Each line in the entries below that holds the string "align" is to be listed.
*** Dataset records ***
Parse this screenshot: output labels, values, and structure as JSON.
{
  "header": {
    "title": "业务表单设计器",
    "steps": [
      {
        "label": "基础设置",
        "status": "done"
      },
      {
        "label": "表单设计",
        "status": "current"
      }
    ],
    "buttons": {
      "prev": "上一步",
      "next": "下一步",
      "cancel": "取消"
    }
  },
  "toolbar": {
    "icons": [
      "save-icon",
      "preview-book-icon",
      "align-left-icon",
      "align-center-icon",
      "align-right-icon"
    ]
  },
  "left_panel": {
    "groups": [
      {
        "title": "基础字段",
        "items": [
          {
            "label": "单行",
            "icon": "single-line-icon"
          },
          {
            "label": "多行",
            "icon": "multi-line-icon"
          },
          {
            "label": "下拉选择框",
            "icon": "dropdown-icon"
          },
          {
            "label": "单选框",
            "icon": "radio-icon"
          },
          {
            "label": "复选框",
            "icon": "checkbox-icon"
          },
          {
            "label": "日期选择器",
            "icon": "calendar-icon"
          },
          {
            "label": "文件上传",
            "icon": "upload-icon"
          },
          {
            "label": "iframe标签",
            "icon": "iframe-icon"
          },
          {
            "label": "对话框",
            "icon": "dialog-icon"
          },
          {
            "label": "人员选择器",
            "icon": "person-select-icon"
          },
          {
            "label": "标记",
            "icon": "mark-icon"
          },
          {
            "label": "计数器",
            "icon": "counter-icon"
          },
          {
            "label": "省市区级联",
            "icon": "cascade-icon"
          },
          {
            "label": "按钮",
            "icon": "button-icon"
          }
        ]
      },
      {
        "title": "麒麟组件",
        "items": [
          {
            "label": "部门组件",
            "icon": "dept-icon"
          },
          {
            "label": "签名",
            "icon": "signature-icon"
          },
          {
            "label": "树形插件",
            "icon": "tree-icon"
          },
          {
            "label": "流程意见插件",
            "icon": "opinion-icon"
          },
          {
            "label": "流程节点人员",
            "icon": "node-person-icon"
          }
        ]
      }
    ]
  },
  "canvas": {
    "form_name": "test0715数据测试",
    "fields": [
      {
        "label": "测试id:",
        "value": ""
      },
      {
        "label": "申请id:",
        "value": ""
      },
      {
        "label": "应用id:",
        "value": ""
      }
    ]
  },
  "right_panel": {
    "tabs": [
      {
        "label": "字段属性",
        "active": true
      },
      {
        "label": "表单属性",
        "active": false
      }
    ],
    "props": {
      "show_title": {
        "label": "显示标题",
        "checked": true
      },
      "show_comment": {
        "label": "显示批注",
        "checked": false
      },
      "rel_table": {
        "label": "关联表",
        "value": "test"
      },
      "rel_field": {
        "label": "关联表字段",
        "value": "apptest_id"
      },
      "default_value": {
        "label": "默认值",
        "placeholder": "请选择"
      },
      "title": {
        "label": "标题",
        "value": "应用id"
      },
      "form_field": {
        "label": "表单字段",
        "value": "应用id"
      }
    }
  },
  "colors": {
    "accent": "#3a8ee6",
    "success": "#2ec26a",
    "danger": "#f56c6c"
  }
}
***
**Result of the exercise**
      "align-left-icon",
      "align-center-icon",
      "align-right-icon"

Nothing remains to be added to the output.